***** For example, see http://wwwthinkinginsidethebox.blogspot.com/2018/02/general-rpgs-characters-preoccupation.html, which expresses the confusion most of us must feel. There's almost certainly a reason for the trope's existence, whether good or bad, and it might be wise to suspend judgement until hearing it. We might even view it as an invitation to learn more about the region the game we're playing comes from, and this last point of course applies to RPGs we play outside of Japan, too.******
****** It's a common position taken in blogs and interviews about localizing games and other media that the team should strive to make the original text sound natural in their own language, obscuring and eliminating the need for foreign concepts. This might increase the target audience's enjoyment (and it shouldn't be forgotten that the profitability of a translated work somewhat depends on this), but it also lessens the motivation/opportunity to learn. Rudolf Pannwitz (quoted in Walter Benjamin's "The Task of the Translator") makes a compelling case for learning through translated works:

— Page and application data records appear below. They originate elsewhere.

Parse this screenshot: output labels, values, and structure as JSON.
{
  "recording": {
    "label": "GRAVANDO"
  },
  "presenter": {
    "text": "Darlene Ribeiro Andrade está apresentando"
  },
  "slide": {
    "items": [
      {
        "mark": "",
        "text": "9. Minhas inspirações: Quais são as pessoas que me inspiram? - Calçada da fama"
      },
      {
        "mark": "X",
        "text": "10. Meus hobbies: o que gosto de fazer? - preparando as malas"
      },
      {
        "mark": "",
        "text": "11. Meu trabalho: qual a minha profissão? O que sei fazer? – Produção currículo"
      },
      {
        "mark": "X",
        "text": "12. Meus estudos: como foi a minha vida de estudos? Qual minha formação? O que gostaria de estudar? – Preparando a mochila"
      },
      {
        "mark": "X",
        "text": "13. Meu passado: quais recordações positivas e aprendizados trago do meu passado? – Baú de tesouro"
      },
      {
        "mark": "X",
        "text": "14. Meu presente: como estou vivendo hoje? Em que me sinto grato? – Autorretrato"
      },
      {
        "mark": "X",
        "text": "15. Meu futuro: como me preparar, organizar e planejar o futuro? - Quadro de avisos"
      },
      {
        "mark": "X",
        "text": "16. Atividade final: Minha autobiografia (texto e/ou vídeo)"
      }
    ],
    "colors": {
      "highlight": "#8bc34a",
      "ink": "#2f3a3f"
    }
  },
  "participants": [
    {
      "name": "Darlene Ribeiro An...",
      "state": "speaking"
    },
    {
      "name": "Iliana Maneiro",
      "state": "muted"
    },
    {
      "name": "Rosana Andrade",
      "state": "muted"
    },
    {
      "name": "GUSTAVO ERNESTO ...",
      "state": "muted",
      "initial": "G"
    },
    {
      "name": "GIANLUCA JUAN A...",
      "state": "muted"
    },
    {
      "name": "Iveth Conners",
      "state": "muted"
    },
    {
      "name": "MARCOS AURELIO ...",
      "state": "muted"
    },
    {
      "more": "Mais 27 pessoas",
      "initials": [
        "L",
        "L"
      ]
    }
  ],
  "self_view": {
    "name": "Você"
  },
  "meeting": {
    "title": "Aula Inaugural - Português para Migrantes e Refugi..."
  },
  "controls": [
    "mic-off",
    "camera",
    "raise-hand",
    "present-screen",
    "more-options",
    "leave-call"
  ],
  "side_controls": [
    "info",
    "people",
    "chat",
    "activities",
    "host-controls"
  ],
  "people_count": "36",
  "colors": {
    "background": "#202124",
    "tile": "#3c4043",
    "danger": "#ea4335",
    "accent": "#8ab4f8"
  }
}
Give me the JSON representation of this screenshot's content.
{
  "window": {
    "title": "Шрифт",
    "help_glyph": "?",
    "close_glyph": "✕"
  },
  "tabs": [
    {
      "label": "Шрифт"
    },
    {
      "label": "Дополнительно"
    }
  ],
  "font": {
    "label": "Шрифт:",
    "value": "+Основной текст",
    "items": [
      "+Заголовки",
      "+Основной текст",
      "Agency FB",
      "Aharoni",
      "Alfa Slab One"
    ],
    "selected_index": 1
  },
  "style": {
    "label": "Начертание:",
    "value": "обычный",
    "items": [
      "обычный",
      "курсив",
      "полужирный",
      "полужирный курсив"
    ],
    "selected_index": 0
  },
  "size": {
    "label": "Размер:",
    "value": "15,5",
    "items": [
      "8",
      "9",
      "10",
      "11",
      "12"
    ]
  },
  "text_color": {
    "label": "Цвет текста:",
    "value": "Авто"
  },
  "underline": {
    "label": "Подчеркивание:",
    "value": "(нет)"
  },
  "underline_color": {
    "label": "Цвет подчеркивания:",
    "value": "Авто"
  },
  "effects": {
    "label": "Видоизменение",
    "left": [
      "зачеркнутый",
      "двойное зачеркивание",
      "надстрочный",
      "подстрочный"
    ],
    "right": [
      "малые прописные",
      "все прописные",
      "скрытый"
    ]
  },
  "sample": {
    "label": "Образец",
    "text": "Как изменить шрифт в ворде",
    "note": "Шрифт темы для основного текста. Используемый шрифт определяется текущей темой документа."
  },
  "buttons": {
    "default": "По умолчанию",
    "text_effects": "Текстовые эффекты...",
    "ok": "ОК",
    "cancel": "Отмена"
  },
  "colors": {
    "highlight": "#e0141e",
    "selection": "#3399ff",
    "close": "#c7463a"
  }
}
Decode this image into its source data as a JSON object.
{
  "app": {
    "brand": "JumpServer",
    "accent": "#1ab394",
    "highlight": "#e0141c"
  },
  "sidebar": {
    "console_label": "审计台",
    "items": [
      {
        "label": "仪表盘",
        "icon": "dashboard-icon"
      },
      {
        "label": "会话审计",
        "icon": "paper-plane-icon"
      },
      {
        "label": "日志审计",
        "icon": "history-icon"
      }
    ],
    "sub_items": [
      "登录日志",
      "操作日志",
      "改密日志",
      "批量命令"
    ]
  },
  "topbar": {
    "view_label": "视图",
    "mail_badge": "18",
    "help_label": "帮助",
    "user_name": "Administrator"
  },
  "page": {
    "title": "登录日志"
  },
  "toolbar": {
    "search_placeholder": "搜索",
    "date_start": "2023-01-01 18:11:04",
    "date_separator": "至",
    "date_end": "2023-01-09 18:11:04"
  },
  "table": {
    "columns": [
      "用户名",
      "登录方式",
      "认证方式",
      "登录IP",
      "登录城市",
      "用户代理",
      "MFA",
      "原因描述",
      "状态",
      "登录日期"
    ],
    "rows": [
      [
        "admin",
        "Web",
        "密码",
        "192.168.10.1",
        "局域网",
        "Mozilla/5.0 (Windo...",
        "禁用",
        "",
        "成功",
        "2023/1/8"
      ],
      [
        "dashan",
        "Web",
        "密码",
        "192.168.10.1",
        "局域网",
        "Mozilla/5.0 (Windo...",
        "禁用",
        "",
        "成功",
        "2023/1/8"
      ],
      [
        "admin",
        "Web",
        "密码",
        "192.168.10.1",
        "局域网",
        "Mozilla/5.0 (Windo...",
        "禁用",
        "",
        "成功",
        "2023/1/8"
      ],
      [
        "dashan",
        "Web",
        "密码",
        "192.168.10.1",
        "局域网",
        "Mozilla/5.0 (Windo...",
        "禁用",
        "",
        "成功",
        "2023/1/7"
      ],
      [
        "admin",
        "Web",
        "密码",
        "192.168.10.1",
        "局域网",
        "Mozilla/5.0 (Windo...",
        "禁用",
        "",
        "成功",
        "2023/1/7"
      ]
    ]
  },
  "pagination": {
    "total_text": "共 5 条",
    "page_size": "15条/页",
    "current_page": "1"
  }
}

"Our translations, even the best ones, proceed from a wrong premise. They want to turn Hindi, Greek, English into German instead of turning German into Hindi, Greek, English. Our translators have a far greater reverence for the usage of their own language than for the spirit of the foreign works. The basic error of the translator is that he preserves the state in which his own language happens to be instead of allowing his language to be powerfully affected by the foreign tongue. ... He must expand and deepen his language by means of the foreign language."